If it wasn’t clear from the change in engine, the revolution in the Mercedes-AMG C63’s chassis and the way the engineers talk about their aims with this project confirm that this will be a very different car from its predecessor.
That’s not an accident: there’s no sense in making a similar car with a less charismatic engine. It needs a new USP.
In the new C63, the tyre-smoking hot-rod element takes a back seat so that AMG can go after the Audi RS4 customer, who wants a car that’s as easy to live with as a C220d and has secure, competent handling in all weather but can still take their breath away with its performance.
At the same time, the handling should be less ‘blunt instrument’ and the plug-in hybrid part ought to bring a semblance of social acceptability.
I’ve little doubt that the new C63 will rationally be a better car than the old one in a lot of the ways that matter and will suit the needs of many owners better.

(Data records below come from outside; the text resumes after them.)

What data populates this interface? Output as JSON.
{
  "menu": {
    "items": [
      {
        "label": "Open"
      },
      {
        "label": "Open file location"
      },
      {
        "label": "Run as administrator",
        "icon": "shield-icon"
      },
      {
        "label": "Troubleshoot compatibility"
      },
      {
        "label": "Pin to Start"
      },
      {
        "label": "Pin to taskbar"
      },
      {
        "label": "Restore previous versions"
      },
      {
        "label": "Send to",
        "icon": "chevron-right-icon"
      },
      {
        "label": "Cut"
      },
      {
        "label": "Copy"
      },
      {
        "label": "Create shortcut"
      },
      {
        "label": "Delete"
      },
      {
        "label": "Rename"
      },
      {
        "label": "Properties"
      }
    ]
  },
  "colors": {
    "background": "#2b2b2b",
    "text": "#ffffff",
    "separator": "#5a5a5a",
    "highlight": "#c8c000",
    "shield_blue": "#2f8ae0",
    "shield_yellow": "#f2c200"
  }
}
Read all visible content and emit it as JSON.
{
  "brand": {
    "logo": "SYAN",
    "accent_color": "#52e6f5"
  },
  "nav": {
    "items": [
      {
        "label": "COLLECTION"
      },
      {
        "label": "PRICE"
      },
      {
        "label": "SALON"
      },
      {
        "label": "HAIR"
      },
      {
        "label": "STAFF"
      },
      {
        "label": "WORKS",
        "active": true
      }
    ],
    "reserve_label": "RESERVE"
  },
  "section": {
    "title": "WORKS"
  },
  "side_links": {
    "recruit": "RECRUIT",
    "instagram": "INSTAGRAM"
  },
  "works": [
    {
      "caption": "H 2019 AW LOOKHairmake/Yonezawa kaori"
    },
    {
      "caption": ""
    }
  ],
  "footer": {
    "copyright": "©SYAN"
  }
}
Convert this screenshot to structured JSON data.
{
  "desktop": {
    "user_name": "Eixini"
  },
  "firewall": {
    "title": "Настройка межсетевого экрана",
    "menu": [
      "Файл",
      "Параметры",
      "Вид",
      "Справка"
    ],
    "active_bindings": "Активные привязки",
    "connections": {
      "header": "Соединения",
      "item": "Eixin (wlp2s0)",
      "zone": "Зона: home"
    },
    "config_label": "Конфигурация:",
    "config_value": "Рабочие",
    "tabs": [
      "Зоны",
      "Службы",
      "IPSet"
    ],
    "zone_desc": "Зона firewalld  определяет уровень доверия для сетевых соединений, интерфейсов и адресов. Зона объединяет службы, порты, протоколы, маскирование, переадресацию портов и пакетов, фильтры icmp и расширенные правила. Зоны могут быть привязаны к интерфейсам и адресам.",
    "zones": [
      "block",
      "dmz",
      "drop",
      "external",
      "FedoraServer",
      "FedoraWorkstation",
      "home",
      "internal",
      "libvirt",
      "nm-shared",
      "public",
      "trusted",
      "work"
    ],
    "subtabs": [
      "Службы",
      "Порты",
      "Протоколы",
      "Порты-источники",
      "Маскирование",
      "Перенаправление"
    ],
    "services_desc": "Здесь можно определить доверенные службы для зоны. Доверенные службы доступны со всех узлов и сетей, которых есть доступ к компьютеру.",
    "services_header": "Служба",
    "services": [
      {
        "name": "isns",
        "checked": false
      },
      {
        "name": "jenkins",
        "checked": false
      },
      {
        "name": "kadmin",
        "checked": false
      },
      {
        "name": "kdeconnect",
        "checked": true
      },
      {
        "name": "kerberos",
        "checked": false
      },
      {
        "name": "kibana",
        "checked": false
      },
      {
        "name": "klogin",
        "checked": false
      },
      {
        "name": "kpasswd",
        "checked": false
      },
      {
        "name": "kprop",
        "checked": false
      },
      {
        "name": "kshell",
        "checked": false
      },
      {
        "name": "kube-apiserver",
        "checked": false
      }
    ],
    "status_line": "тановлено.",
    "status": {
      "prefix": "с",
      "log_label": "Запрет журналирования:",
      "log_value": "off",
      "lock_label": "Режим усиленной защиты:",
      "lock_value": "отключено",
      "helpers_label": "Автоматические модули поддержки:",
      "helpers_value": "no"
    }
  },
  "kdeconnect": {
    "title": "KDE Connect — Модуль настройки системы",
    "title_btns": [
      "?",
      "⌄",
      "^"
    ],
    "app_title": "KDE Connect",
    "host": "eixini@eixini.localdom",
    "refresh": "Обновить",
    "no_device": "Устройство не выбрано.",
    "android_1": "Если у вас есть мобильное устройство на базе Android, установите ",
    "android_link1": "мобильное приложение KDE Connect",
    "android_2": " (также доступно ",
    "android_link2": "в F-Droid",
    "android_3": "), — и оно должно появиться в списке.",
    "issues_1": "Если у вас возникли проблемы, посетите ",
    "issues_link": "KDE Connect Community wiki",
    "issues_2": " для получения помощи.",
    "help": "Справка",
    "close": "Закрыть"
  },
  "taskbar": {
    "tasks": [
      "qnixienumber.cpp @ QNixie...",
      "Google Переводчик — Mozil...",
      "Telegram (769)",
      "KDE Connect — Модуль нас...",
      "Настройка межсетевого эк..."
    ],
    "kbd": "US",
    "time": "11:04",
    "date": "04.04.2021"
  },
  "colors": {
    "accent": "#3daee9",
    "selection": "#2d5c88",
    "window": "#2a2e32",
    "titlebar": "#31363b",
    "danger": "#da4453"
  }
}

However, I do question whether it will be a better super-saloon, one that you desire simply for what it is, one that excites on the road, and I really don’t envy the people whose job it is to sell potential buyers on the idea of a four-cylinder super-saloon when the RS4 and BMW M3 still have a six, even when it makes sense on paper.